AdWords, SEM, and paid acquisition (where vendors run campaigns that bid on relevant keywords to drive targeted traffic to their website) is a channel that has long been dominated by the likes of GoDaddy, HomeAdvisor, and Vistaprint, who spend $10-$100 million per year and pay a few hundred to a few thousand dollars to acquire SMBs. With the recent boom of SMB tech vendors, it’s no surprise that the cost per click for words like podiatry, repair, mobile, exterminator, and lawyer range up to an astronomical $100+. That said, niche opportunities exist. Just ask Joshua Spitzer of Schedulicity, who through targeted, paid, direct response primary on social networks has quietly amassed the largest horizontal scheduling platform in the space.
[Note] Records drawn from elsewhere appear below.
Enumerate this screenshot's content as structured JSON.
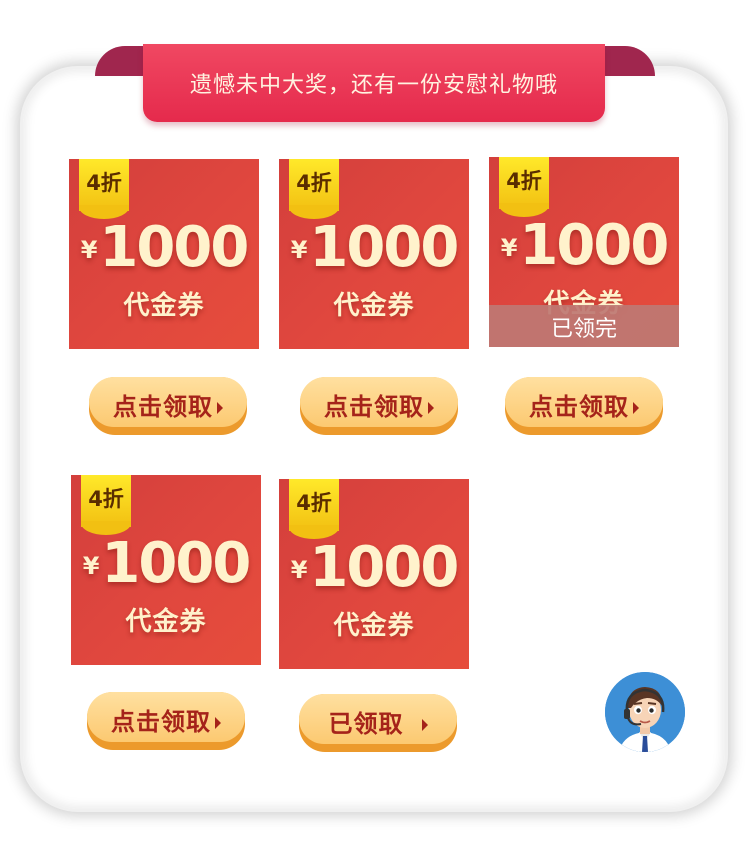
{
  "banner": {
    "title": "遗憾未中大奖，还有一份安慰礼物哦"
  },
  "coupons": [
    {
      "discount": "4折",
      "currency": "¥",
      "amount": "1000",
      "label": "代金券",
      "sold_out": false,
      "button_label": "点击领取"
    },
    {
      "discount": "4折",
      "currency": "¥",
      "amount": "1000",
      "label": "代金券",
      "sold_out": false,
      "button_label": "点击领取"
    },
    {
      "discount": "4折",
      "currency": "¥",
      "amount": "1000",
      "label": "代金券",
      "sold_out": true,
      "sold_out_text": "已领完",
      "button_label": "点击领取"
    },
    {
      "discount": "4折",
      "currency": "¥",
      "amount": "1000",
      "label": "代金券",
      "sold_out": false,
      "button_label": "点击领取"
    },
    {
      "discount": "4折",
      "currency": "¥",
      "amount": "1000",
      "label": "代金券",
      "sold_out": false,
      "button_label": "已领取"
    }
  ],
  "support": {
    "icon": "customer-service-avatar-icon"
  },
  "colors": {
    "banner": "#e52a4c",
    "coupon": "#e0473e",
    "tag": "#f2c012",
    "button": "#fcc971",
    "button_text": "#a5231a"
  }
}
While this hierarchy may apply to many vendors, it’s not a rule of law. For example, Manta and Closely are among the few companies that have bucked the trend and made paid (Facebook) acquisition work in a big way, scoring some of the lowest SMB acquisition costs ever seen (as low as a few dollars per action – download, etc.). Package Zen and Groupon heavily employ outbound sales – the former has built what I believe to be one of the most sophisticated, automated, outbound sales engines while the latter, the fastest growing company of all times, uses brute force (i.e. an army of 4K salespeople at its peak). Bottom line, try different sources.
Undoubtedly, the sales landscape is changing. Push is becoming pull and sell is becoming self-manage. But remember that the devil is in the details and even the most basic ones should be revisited, recalibrated, and revised often — but not forgotten.
Mo Yehia is a former-banker-turned-human and co-founder of Sidewalk. He’s lesser known for stints at Sparkle Buggy Car Wash and Lehman Brothers. Backed by 500 Startups, Sidewalk’s business intelligence helps sales and marketing teams close more deals faster and to their dream SMB clients.